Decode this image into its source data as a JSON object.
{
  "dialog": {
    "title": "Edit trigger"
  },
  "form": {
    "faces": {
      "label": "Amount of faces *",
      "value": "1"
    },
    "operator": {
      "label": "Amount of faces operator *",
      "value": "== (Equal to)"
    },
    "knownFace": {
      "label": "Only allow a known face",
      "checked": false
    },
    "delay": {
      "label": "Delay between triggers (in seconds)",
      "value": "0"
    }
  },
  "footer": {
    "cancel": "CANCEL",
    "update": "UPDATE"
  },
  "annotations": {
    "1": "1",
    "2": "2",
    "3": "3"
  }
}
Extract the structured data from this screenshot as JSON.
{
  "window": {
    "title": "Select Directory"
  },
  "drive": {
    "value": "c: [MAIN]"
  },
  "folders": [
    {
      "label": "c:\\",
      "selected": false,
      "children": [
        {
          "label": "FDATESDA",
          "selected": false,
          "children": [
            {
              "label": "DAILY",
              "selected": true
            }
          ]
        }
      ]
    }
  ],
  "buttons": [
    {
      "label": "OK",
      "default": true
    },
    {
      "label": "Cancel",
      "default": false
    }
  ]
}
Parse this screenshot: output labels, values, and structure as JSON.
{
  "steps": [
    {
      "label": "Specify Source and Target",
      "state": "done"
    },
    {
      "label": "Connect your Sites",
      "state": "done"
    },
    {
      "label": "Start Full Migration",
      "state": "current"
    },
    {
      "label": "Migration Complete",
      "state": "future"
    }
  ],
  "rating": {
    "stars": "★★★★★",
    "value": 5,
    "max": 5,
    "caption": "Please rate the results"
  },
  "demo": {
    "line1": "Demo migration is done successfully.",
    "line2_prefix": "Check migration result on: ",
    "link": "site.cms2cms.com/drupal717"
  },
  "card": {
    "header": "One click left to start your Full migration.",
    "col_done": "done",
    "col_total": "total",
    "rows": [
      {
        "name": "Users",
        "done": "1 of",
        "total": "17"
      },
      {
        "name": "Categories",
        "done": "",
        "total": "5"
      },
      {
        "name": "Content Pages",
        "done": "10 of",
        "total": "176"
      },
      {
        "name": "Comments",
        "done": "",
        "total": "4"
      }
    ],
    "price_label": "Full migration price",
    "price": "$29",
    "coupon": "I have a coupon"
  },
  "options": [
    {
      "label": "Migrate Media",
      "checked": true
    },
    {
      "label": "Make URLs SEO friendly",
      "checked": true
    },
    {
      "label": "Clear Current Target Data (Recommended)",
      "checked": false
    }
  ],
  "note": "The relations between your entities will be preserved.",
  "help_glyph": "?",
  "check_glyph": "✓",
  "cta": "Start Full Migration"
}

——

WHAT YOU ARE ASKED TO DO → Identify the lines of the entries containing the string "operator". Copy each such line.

ANSWER TO THE PROBLEM →
    "operator": {
      "label": "Amount of faces operator *",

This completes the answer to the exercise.